## Work instructions
The exercise asks you to copy every line below in which "name" appears.

## Records for the task
--

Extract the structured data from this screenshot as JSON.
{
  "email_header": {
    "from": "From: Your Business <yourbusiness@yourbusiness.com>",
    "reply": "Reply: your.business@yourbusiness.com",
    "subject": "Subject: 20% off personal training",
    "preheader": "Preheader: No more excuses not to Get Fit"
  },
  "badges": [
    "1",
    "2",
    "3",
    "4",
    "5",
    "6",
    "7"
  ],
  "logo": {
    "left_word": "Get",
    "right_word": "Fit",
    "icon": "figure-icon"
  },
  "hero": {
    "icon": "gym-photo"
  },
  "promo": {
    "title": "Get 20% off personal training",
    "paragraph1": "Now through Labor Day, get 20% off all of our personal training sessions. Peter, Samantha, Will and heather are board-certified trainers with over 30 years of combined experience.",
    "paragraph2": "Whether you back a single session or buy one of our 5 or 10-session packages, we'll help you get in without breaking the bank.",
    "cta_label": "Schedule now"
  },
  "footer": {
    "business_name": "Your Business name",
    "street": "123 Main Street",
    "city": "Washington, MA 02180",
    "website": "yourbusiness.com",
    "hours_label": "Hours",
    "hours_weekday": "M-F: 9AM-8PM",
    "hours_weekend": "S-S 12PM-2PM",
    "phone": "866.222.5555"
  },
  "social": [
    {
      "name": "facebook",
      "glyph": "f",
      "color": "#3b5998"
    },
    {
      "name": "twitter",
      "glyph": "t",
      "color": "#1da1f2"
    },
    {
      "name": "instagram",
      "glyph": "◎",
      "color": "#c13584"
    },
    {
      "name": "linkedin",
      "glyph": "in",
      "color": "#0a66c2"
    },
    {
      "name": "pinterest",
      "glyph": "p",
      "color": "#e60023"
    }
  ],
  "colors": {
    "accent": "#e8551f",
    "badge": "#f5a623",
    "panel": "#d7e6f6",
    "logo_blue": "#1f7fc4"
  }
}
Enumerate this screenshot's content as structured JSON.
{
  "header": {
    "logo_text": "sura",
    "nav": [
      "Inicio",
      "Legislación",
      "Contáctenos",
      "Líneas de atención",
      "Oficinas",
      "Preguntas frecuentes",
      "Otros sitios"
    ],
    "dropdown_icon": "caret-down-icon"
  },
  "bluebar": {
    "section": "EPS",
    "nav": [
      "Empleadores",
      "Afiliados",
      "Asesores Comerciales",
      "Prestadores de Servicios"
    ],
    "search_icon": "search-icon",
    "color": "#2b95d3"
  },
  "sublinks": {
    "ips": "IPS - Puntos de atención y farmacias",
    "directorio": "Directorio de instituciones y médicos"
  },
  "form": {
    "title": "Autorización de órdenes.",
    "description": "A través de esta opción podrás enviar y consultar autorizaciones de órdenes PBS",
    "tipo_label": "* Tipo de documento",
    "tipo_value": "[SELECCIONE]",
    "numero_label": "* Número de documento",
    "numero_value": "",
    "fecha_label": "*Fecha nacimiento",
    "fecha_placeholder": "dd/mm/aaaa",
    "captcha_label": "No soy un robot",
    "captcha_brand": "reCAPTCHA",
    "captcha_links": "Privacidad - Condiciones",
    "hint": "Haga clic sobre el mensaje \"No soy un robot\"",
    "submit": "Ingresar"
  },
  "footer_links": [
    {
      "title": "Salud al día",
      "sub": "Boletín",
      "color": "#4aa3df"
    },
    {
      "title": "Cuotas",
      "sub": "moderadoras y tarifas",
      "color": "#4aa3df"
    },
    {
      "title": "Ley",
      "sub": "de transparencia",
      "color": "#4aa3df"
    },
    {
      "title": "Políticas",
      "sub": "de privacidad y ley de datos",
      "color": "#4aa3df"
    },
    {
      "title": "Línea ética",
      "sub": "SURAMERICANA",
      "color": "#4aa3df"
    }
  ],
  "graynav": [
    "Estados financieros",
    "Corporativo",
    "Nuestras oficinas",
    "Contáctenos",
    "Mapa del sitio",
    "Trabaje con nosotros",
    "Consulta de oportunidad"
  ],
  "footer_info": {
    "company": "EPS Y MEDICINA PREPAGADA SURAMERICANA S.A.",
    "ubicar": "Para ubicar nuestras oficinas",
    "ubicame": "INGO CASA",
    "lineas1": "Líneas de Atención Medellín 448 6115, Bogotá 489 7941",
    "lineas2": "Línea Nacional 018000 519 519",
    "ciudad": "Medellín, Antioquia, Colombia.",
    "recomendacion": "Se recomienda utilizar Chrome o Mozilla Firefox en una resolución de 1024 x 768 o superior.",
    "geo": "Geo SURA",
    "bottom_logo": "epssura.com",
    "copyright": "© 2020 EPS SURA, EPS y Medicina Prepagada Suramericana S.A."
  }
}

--

## Final answer
    "business_name": "Your Business name",
      "name": "facebook",
      "name": "twitter",
      "name": "instagram",
      "name": "linkedin",
      "name": "pinterest",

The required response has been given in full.